Abstract: Context Alemtuzumab is an anti-CD52 monoclonal antibody used in the treatment of relapsing-remitting multiple sclerosis (MS). Between 20-40% of alemtuzumab-treated MS patients develop autoimmune thyroid disease (AITD) as a side effect. Objective To determine whether MS disease progression following alemtuzumab treatment differs in patients that develop AITD compared to those who do not. Design, setting and patients A retrospective analysis of 126 patients with relapsing-remitting MS receiving alemtuzumab from 2012 to 2017 at a tertiary referral centre. Main outcome measures Thyroid status, new relapses, Expanded Disability Status Score (EDSS) change and disability progression following alemtuzumab were evaluated. Results Twenty-six percent (33 out of 126, 25 female, 8 male) of alemtuzumab-treated patients developed AITD, 55% of which was Graves’ disease. EDSS score following alemtuzumab was reduced in patients who developed AITD compared to those who did not (median [IQR]; AITD: -0.25 [-1 - 0.5] vs non-AITD: 0 [1 - 0]. P=0.007]. Multivariate regression analysis confirmed that the development of AITD was independently associated with EDSS score improvement (p=0.011). Moreover, AITD patients had higher relapse-free survival following alemtuzumab (p=0.023). There was no difference in the number of new focal T2-lesions and contrast-enhancing MRI lesions developed following alemtuzumab between the two groups. Conclusion Graves’ disease was the most common form of AITD developed by MS patients following alemtuzumab. This study suggests that MS patients who develop AITD may have an improved response to alemtuzumab, as measured by reduced disability and lower relapse rate.

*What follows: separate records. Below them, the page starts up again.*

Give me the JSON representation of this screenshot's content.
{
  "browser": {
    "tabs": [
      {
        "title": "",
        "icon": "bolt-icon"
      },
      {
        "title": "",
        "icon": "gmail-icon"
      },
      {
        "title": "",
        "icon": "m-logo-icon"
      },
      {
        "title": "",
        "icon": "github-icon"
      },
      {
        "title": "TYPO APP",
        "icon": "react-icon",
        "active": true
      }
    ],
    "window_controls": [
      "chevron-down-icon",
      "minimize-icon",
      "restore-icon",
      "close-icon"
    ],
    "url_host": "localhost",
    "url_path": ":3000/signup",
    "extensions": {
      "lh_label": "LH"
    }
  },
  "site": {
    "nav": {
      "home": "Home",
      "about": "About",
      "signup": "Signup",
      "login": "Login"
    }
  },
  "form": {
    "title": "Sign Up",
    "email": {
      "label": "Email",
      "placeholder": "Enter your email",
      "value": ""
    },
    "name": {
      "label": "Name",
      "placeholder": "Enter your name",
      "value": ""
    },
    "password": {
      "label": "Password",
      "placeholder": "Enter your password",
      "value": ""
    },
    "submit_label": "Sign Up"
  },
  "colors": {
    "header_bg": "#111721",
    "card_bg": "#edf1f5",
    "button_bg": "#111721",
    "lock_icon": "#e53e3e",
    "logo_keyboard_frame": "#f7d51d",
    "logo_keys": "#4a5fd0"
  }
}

Issue Date: Sep-2020
Date of Acceptance: 12-Jul-2020
URI: http://hdl.handle.net/10044/1/81405
DOI: 10.1210/clinem/dgaa453
ISSN: 0021-972X

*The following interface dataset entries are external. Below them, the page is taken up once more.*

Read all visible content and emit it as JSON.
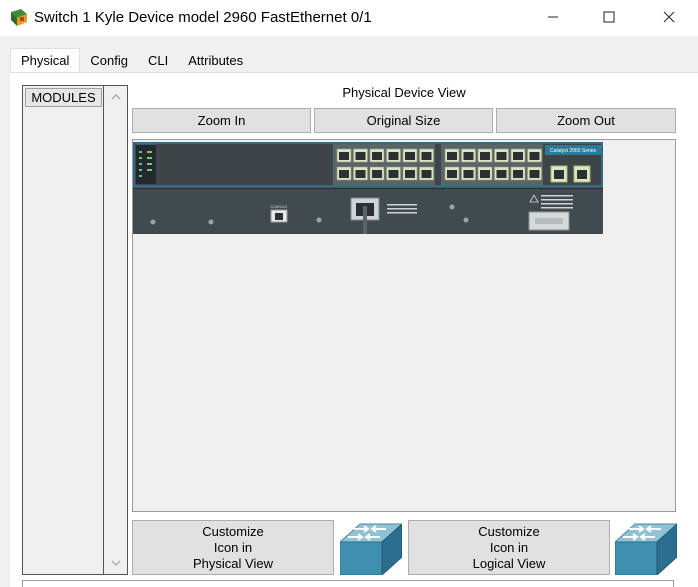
{
  "window": {
    "title": "Switch 1 Kyle Device model 2960 FastEthernet 0/1",
    "minimize_glyph": "—",
    "maximize_glyph": "☐",
    "close_glyph": "✕"
  },
  "tabs": [
    {
      "label": "Physical",
      "active": true
    },
    {
      "label": "Config",
      "active": false
    },
    {
      "label": "CLI",
      "active": false
    },
    {
      "label": "Attributes",
      "active": false
    }
  ],
  "modules": {
    "header": "MODULES",
    "scroll_up": "︿",
    "scroll_down": "﹀"
  },
  "physical_view": {
    "title": "Physical Device View",
    "zoom_in": "Zoom In",
    "original_size": "Original Size",
    "zoom_out": "Zoom Out",
    "device": {
      "brand_label": "Catalyst 2960",
      "series_label": "Series",
      "console_label": "CONSOLE",
      "chassis_color": "#3d4549",
      "accent_color": "#1f6a8a",
      "port_color": "#9aa4a8"
    }
  },
  "customize": {
    "physical_label_1": "Customize",
    "physical_label_2": "Icon in",
    "physical_label_3": "Physical View",
    "logical_label_1": "Customize",
    "logical_label_2": "Icon in",
    "logical_label_3": "Logical View"
  },
  "icons": {
    "app": "packet-tracer-icon",
    "switch": "switch-icon"
  }
}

Publisher: Oxford University Press
Start Page: e3392
End Page: e3399
Journal / Book Title: The Journal of Clinical Endocrinology & Metabolism
Volume: 105
Issue: 9
Copyright Statement: © Endocrine Society 2020. All rights reserved. For permissions, please e-mail: journals.permissions@oup.com. This is a pre-copy-editing, author-produced version of an article accepted for publication in following peer review. The definitive publisher-authenticated version is available online at: https://academic.oup.com/jcem/article/doi/10.1210/clinem/dgaa453/5872006
Keywords: Science & Technology
Life Sciences & Biomedicine
Endocrinology & Metabolism
autoimmune thyroid disease
multiple sclerosis
secondary autoimmunity
Graves disease
Graves disease
autoimmune thyroid disease
multiple sclerosis
secondary autoimmunity
1103 Clinical Sciences
1114 Paediatrics and Reproductive Medicine
Endocrinology & Metabolism
Publication Status: Published
Online Publication Date: 2020-07-15
Appears in Collections:Department of Metabolism, Digestion and Reproduction
Faculty of Medicine
Department of Brain Sciences